Shot across five nights on Blachford’s seventh trip to Palm Springs in three years, the latest crop of images feels equally as inspired as the last two iterations. This, Blachford explains, pertains to the fact that he keeps getting drawn back. “I am fascinated by this feeling that the city is both nostalgic and current. It transports you back in time to these houses and this scenery—to this lifestyle that has been there for 70 years.” Knowledge continues to provide inspiration. As he notes, “It’s kind of a shrine to hedonism and sunlight and cocktails and all the good things. But, as I learn more about this period, all of this was going on at a time of massive historical moments.” Blachford remains enthralled by the city’s preservation and tenacity.
“Every time I go back,” Blachford continues, “my relationship with the moon and my understanding of its behavior deepens. I can kind of predict for quite a few more days after my arrival where it will be and when it will be doing what I want.” He uses daylight to anticipate what the moon will do, but his night shoots do employ a military-spec green laser for landing focus.
Blachford began, more or less, as a snoop—shooting by night without permission. Over the years, his access has increased exponentially. “In every way,” he adds, “Not just in terms of access to property but the richness of the experience—being able to meet the people who live in these places.” He refers to the homeowners as the bearers of responsibility in keeping the city alive and on the cultural spectrum. “It’s getting to the point where people email me and tell me about their house. I also found I could knock on anyone’s door and people will be friendly.” Thus far, he has a 100% success rate—something he attributes to the shared appreciation of the area’s unique beauty.
This time, however, Blachford sought to up the ante. The third series could not be an exact replica of his previous two, so he tightened his vision. “One of the biggest differences is that I decided to freeze the stars. For me, that was a technical hurtle I wanted to overcome,” he says. Rather than shooting through a minute portion of the image, they hold their place. Further, he explains, “It was about getting a more cinematic aesthetic—like wet roads, that was an experiment. And most obviously the cars, the cars become the characters in the scenes, where we can imagine who would have been driving. It gives a path for the viewers to go down with the image.” All of the cars (but one) match the time period of the houses, from 1957 to ’65.

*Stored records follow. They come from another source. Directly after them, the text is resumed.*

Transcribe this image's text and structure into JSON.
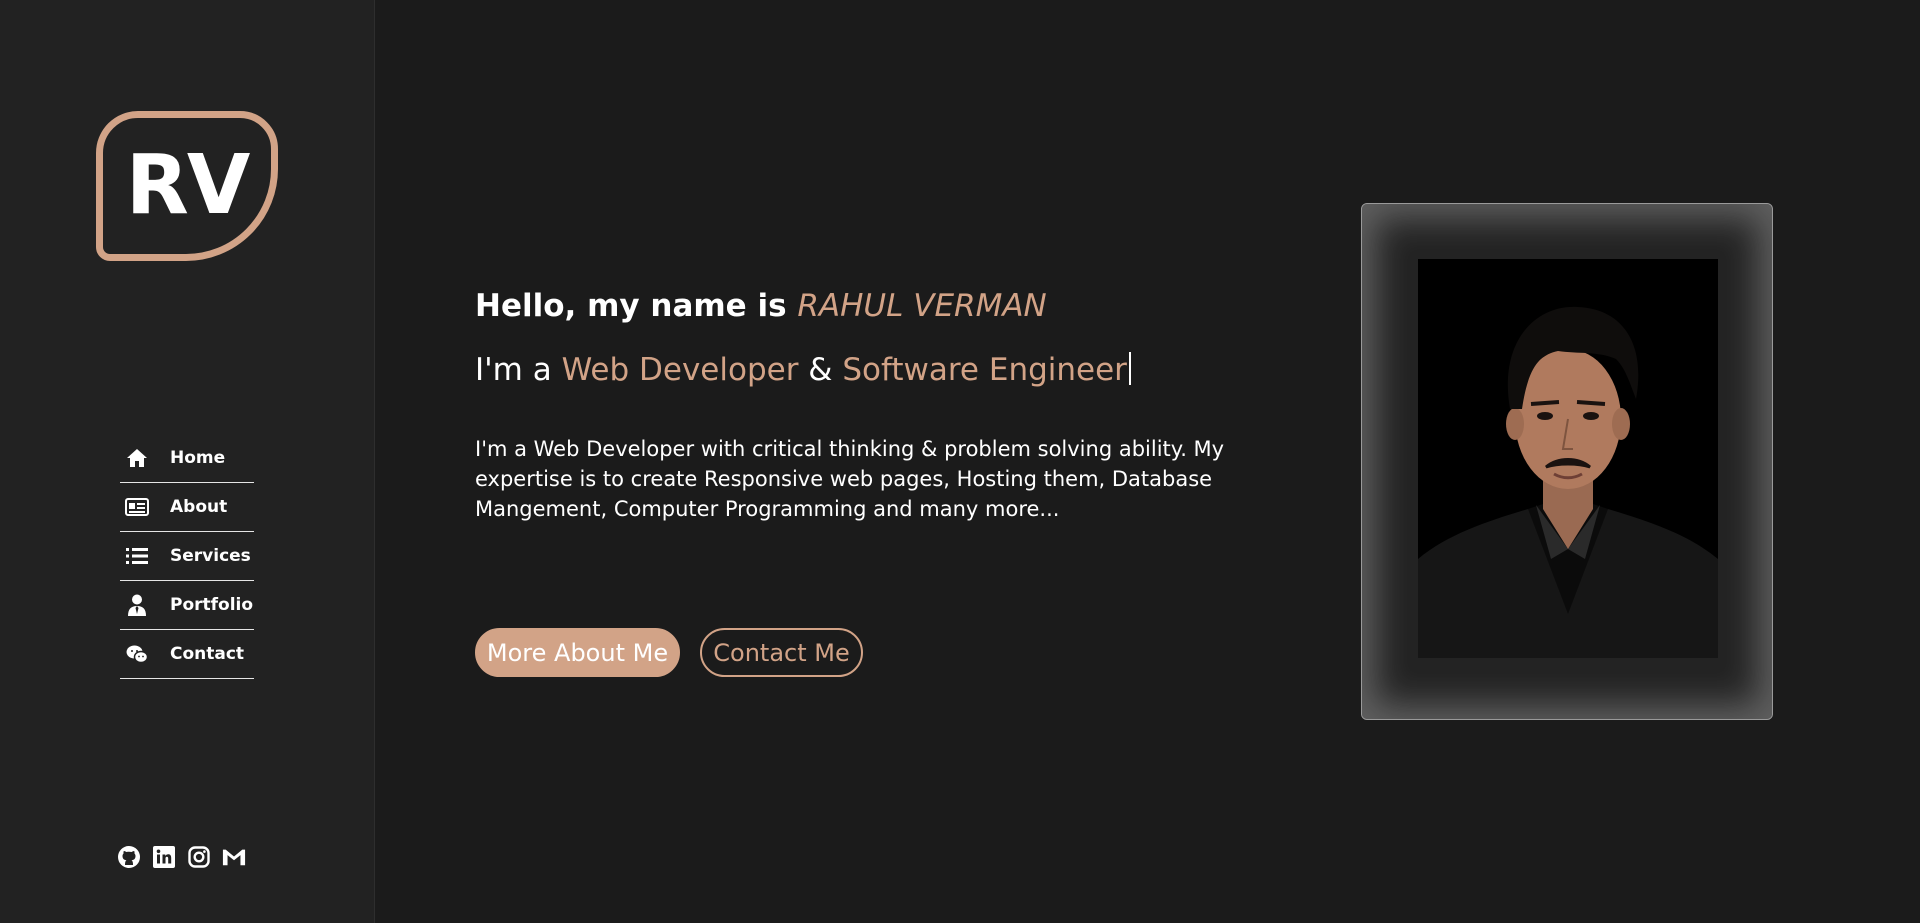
{
  "logo": {
    "text": "RV"
  },
  "nav": {
    "items": [
      {
        "label": "Home",
        "icon": "home-icon"
      },
      {
        "label": "About",
        "icon": "id-card-icon"
      },
      {
        "label": "Services",
        "icon": "list-icon"
      },
      {
        "label": "Portfolio",
        "icon": "user-tie-icon"
      },
      {
        "label": "Contact",
        "icon": "chat-icon"
      }
    ]
  },
  "social": [
    "github-icon",
    "linkedin-icon",
    "instagram-icon",
    "gmail-icon"
  ],
  "hero": {
    "greeting_prefix": "Hello, my name is ",
    "name": "RAHUL VERMAN",
    "role_prefix": "I'm a ",
    "role_one": "Web Developer",
    "role_joiner": " & ",
    "role_two": "Software Engineer",
    "description": "I'm a Web Developer with critical thinking & problem solving ability. My expertise is to create Responsive web pages, Hosting them, Database Mangement, Computer Programming and many more...",
    "primary_button": "More About Me",
    "secondary_button": "Contact Me"
  },
  "colors": {
    "accent": "#d2a387",
    "background": "#1b1b1b",
    "sidebar": "#222222"
  }
}
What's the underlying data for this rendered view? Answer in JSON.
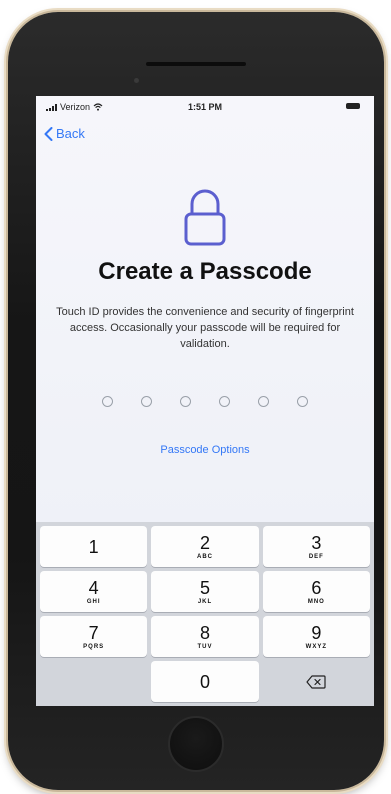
{
  "status_bar": {
    "carrier": "Verizon",
    "time": "1:51 PM"
  },
  "nav": {
    "back_label": "Back"
  },
  "passcode": {
    "title": "Create a Passcode",
    "description": "Touch ID provides the convenience and security of fingerprint access. Occasionally your passcode will be required for validation.",
    "digits_entered": 0,
    "digits_total": 6,
    "options_label": "Passcode Options"
  },
  "keypad": {
    "keys": [
      {
        "digit": "1",
        "letters": ""
      },
      {
        "digit": "2",
        "letters": "ABC"
      },
      {
        "digit": "3",
        "letters": "DEF"
      },
      {
        "digit": "4",
        "letters": "GHI"
      },
      {
        "digit": "5",
        "letters": "JKL"
      },
      {
        "digit": "6",
        "letters": "MNO"
      },
      {
        "digit": "7",
        "letters": "PQRS"
      },
      {
        "digit": "8",
        "letters": "TUV"
      },
      {
        "digit": "9",
        "letters": "WXYZ"
      },
      {
        "digit": "0",
        "letters": ""
      }
    ],
    "delete_icon": "backspace-icon"
  },
  "colors": {
    "accent": "#3478f6",
    "lock_icon": "#5b5fcf"
  }
}
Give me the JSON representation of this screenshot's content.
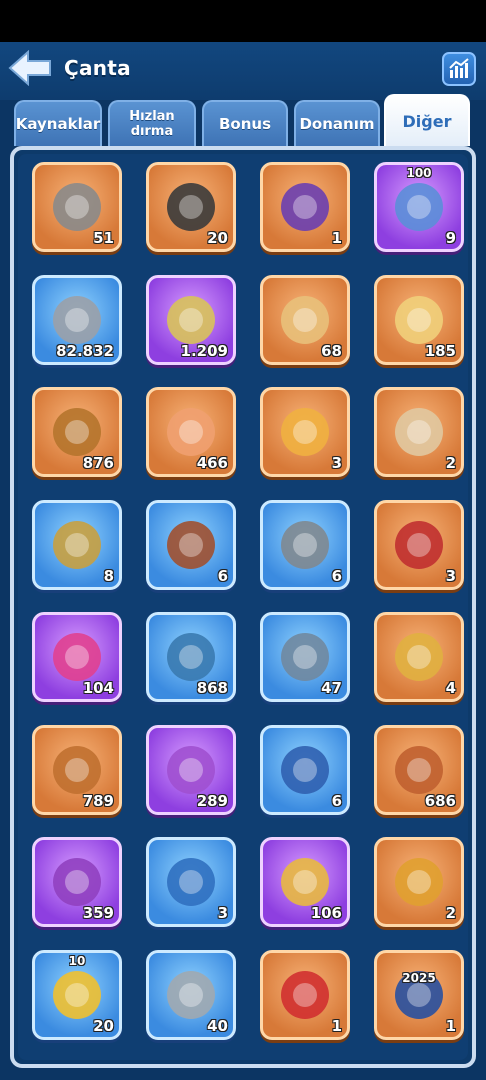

Of equal importance, from a production standpoint, is that Blachford tries to manipulate the shots as little as possible. “There was a little more work here, because of the stars,” he says. “All the lighting and effects are from either the moon or neighbors’ lights that I couldn’t control. Usually stuff in the rear added a great natural effect, like pool lights on palm trees.”
A series like this does make one wonder how it impacts the perception of people who haven’t yet been to Palm Springs. From framing to staging (albeit minimal for the most part), these are idealized forms of a city. Blachford doesn’t want that to impede on people’s ability to love the real thing. In fact, it’s lead him to offer some advice. “I think that one of then biggest things about the city is that the mountains during the day have a haze. It’s not until the sun goes down and they’re lit by the moon that you get such a visual. The mountains look painted or completely fake.” He also makes clear that “I would hope that I could continue to introduce our generation to the existence of this city and that it then helps with the preservation. It survived this long and most survive a lot longer.”
There are a few ways to see the latest “Midnight Modern” works. Blachford will be having a solo gallery show at Blackeye Gallery in Sydney from 24 May through 11 June 2016. There will be an opening night celebration from 6-8PM on 26 May. Just before that, the work is will be exhibited at ART16 Olympia in London (20 through 22 May 2016), at the ARTITLED Gallery booth. The series will also continue to live on the Midnight Modern website and Instagram.
Images courtesy of Tom Blachford